To do> Within this material, find every line where the string "Classification" appears, and copy it out.
+-------+
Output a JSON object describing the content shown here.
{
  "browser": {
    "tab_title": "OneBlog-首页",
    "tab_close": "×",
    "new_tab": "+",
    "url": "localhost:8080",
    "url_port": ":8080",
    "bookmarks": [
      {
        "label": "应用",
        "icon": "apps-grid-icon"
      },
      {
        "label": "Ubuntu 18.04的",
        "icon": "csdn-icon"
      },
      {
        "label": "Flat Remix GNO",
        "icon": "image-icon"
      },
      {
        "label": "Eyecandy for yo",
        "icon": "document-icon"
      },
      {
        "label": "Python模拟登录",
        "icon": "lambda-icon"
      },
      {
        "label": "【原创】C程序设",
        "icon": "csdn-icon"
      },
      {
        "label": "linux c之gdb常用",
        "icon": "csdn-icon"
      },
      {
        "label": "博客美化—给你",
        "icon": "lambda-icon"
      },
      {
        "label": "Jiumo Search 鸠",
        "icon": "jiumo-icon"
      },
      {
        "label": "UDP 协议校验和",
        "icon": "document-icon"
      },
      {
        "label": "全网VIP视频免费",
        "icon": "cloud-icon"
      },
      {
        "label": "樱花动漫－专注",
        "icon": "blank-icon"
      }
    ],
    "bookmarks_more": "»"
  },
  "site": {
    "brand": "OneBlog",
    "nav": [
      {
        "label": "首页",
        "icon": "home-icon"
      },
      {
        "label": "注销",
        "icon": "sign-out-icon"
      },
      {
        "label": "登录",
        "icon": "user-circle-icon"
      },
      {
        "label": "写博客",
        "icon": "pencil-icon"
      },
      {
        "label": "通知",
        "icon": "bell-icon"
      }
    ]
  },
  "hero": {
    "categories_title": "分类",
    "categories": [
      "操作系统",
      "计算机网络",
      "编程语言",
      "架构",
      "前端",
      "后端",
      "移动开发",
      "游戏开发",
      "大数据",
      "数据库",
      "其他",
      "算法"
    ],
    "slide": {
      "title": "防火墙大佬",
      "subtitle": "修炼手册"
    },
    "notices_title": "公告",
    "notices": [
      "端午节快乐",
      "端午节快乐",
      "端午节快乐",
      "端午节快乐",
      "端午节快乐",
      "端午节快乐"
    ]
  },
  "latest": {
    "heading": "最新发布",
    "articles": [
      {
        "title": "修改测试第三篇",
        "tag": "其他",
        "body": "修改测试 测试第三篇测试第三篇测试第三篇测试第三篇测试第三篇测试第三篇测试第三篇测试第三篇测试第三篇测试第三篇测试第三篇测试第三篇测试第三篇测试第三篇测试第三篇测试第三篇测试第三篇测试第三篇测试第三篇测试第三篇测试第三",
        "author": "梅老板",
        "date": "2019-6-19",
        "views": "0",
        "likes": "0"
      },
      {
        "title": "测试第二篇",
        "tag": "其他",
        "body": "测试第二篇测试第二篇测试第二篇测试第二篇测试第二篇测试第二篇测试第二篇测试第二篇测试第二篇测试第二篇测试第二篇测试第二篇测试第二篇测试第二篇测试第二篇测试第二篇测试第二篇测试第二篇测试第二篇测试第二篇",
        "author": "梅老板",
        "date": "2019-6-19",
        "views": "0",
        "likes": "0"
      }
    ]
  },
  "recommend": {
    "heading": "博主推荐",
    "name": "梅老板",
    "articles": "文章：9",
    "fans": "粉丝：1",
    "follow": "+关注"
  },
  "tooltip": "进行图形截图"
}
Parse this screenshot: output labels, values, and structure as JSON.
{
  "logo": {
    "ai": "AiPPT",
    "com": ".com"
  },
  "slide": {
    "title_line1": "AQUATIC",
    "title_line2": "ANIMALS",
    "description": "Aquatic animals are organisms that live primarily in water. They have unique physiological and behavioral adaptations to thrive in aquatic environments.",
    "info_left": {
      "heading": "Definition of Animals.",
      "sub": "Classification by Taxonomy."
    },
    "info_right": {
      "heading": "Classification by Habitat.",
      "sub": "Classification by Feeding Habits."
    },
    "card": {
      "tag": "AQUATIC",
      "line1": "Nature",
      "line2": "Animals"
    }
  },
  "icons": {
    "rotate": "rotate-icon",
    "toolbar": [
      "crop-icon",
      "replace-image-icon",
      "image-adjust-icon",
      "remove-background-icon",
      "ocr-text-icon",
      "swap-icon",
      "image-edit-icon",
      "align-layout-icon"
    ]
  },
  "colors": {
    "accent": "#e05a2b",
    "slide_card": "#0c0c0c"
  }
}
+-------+
Solved exercise>
      "sub": "Classification by Taxonomy."
      "heading": "Classification by Habitat.",
      "sub": "Classification by Feeding Habits."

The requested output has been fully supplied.